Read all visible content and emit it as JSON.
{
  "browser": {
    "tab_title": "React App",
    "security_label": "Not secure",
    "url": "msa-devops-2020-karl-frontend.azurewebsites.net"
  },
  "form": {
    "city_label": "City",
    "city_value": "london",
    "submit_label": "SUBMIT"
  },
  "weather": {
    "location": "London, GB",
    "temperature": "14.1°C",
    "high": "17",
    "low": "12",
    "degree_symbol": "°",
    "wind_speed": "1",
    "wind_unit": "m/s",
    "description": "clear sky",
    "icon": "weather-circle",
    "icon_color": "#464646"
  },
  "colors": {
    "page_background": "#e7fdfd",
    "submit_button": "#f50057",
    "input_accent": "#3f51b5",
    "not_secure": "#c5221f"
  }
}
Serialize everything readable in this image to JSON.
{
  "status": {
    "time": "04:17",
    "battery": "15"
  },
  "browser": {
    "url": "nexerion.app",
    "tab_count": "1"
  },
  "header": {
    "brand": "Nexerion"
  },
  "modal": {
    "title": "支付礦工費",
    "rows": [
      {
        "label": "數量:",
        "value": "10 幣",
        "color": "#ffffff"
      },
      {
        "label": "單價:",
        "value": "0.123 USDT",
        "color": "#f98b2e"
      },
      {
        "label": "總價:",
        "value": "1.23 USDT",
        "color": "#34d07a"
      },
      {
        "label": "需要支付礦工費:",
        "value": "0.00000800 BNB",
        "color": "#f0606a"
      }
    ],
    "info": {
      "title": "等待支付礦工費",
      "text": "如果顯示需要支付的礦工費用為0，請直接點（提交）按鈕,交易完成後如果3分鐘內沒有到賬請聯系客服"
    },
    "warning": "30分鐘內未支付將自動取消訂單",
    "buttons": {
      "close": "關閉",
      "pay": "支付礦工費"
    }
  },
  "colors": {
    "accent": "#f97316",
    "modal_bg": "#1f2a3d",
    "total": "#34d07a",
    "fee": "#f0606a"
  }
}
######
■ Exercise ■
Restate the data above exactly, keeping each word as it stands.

■ Response to the exercise ■
Read all visible content and emit it as JSON.
{
  "browser": {
    "tab_title": "React App",
    "security_label": "Not secure",
    "url": "msa-devops-2020-karl-frontend.azurewebsites.net"
  },
  "form": {
    "city_label": "City",
    "city_value": "london",
    "submit_label": "SUBMIT"
  },
  "weather": {
    "location": "London, GB",
    "temperature": "14.1°C",
    "high": "17",
    "low": "12",
    "degree_symbol": "°",
    "wind_speed": "1",
    "wind_unit": "m/s",
    "description": "clear sky",
    "icon": "weather-circle",
    "icon_color": "#464646"
  },
  "colors": {
    "page_background": "#e7fdfd",
    "submit_button": "#f50057",
    "input_accent": "#3f51b5",
    "not_secure": "#c5221f"
  }
}
Serialize everything readable in this image to JSON.
{
  "status": {
    "time": "04:17",
    "battery": "15"
  },
  "browser": {
    "url": "nexerion.app",
    "tab_count": "1"
  },
  "header": {
    "brand": "Nexerion"
  },
  "modal": {
    "title": "支付礦工費",
    "rows": [
      {
        "label": "數量:",
        "value": "10 幣",
        "color": "#ffffff"
      },
      {
        "label": "單價:",
        "value": "0.123 USDT",
        "color": "#f98b2e"
      },
      {
        "label": "總價:",
        "value": "1.23 USDT",
        "color": "#34d07a"
      },
      {
        "label": "需要支付礦工費:",
        "value": "0.00000800 BNB",
        "color": "#f0606a"
      }
    ],
    "info": {
      "title": "等待支付礦工費",
      "text": "如果顯示需要支付的礦工費用為0，請直接點（提交）按鈕,交易完成後如果3分鐘內沒有到賬請聯系客服"
    },
    "warning": "30分鐘內未支付將自動取消訂單",
    "buttons": {
      "close": "關閉",
      "pay": "支付礦工費"
    }
  },
  "colors": {
    "accent": "#f97316",
    "modal_bg": "#1f2a3d",
    "total": "#34d07a",
    "fee": "#f0606a"
  }
}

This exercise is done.